This study identified differences in gene expression of ARDS and ARDS-HSCT, providing a potential treatment method of ARDS and proving the need for identification of ARDS subgroups in order to treat ARDS. The findings revealed changes in immune response and interferon signaling pathways, suggesting that dysregulated interferon signaling is the cause of lung injury after allo-HSCT. Both previous studies and this study support the possibility of modifying immune deficiency so that patients who undergo allo-HSCT are not at risk of lung injury and ARDS. Further research of treatment by modifying immune-deficiency serves as great hope for the future of ARDS.


  1. Englert, Joshua. “Whole Blood RNA Sequencing Reveals a Unique Transcriptomic Profile in Patients with ARDS Following Hematopoietic Stem Cell Transplantation.” Respiratory Research, BioMed Central, 1 Jan. 1970.
  2. “ARDS.” Mayo Clinic, Mayo Foundation for Medical Education and Research, 13 June 2020.
  3. Bellani, Giacomo. “Epidemiology, Patterns of Care, and Mortality for Patients With Acute Respiratory Distress Syndrome in Intensive Care Units in 50 Countries.” JAMA, U.S. National Library of Medicine, 2016.
  4. “What Is Hematopoietic Stem Cell Transplantation?” Medical News Today, MediLexicon International, 2017.
  5. Schley, David. “7 Things You Need to Know about HSCT.” Multiple Sclerosis Society UK, 2018.
  6. Cresko Lab. “Seqlopedia.”.
  7. MacKenzie, Ruairi. “RNA-Seq: Basics, Applications and Protocol.” Genomics Research from Technology Networks, 2018.
  8. Makris, Spyridon. “Type I Interferons as Regulators of Lung Inflammation.” Frontiers in Immunology, Frontiers Media S.A., 10 Mar. 2017,
  9. Morrell, Eric. “Peripheral and Alveolar Cell Transcriptional Programs Are Distinct in Acute Respiratory Distress Syndrome.” American Journal of Respiratory and Critical Care Medicine, 2017,
  10. The Jackson Laboratory. “Immune Response-Regulating Signaling Pathway.” Immune Response-Regulating Signaling Pathway Gene Ontology Term (GO:0002764), 2020.

About the Author

Beatrice Park

Beatrice Park is a 15-year-old student who attends Northside College Preparatory High School.
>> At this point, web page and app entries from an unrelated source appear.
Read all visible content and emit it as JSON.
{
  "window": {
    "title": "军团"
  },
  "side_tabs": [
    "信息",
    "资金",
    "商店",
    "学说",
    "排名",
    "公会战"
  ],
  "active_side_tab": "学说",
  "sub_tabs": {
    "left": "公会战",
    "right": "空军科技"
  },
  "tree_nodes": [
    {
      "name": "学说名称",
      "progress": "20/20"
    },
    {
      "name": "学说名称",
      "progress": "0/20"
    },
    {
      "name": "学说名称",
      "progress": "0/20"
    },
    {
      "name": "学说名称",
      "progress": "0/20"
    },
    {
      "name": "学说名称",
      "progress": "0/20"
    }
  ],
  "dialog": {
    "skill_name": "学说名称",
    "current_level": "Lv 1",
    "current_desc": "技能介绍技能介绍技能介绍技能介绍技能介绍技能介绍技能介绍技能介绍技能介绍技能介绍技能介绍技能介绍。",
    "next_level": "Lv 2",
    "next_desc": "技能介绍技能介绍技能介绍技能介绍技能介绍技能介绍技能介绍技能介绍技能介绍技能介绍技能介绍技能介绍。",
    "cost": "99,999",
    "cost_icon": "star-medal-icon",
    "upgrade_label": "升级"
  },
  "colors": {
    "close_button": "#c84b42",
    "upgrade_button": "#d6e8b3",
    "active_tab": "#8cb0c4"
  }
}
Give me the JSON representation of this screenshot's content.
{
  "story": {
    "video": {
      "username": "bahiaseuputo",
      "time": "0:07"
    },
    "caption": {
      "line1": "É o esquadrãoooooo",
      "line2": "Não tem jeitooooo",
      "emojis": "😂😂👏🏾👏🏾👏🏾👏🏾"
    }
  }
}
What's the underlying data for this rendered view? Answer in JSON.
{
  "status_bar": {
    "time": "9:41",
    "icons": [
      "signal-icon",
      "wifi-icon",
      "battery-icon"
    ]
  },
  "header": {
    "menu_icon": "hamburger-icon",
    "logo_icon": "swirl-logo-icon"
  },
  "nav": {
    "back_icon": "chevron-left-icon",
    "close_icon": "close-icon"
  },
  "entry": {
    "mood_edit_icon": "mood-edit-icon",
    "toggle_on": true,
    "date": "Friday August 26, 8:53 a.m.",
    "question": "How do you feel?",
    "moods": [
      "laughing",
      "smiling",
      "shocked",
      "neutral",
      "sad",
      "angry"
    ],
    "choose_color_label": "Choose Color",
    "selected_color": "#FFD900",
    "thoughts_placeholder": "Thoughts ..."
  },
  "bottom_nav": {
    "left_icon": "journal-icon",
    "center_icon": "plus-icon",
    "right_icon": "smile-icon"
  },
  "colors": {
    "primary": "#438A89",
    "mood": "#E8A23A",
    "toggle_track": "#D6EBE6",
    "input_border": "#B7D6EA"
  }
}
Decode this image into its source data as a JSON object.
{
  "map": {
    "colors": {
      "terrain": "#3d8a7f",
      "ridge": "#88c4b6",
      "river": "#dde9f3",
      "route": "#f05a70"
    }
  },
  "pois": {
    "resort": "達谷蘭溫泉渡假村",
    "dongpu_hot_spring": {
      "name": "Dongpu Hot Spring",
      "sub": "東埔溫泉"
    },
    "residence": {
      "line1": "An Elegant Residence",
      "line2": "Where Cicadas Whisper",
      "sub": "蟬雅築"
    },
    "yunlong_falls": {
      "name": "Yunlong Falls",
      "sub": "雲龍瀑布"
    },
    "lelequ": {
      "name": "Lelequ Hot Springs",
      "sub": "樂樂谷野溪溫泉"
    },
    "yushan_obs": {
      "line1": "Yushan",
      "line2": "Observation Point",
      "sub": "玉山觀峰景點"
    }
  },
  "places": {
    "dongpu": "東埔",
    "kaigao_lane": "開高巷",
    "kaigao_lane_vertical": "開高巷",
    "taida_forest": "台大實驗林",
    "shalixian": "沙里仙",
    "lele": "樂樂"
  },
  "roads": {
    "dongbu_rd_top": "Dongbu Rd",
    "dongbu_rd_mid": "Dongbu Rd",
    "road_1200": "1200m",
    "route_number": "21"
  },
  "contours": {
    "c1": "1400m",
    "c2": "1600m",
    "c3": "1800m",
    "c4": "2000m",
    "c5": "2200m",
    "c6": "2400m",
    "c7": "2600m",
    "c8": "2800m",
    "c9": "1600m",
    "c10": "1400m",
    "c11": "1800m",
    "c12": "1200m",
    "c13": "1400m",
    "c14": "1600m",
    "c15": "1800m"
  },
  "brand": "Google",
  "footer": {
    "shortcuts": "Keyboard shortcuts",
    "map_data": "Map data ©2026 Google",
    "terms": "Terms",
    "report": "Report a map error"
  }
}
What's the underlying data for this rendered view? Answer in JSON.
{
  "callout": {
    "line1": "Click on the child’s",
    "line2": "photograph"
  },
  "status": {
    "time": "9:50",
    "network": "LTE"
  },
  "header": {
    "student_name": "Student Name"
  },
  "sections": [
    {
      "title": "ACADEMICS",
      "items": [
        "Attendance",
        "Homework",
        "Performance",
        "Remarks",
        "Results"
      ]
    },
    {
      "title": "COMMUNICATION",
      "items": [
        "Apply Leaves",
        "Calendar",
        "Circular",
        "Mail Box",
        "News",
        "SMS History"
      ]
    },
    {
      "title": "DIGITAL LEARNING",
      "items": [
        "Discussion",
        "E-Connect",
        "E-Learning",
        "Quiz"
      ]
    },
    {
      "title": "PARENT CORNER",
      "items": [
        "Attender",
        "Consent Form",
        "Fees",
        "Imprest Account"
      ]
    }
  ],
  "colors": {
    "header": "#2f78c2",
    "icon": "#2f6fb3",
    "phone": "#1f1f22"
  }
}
She aspires to pursue research in the respiratory field and is fascinated by the role of genomics in respiratory diseases and syndromes.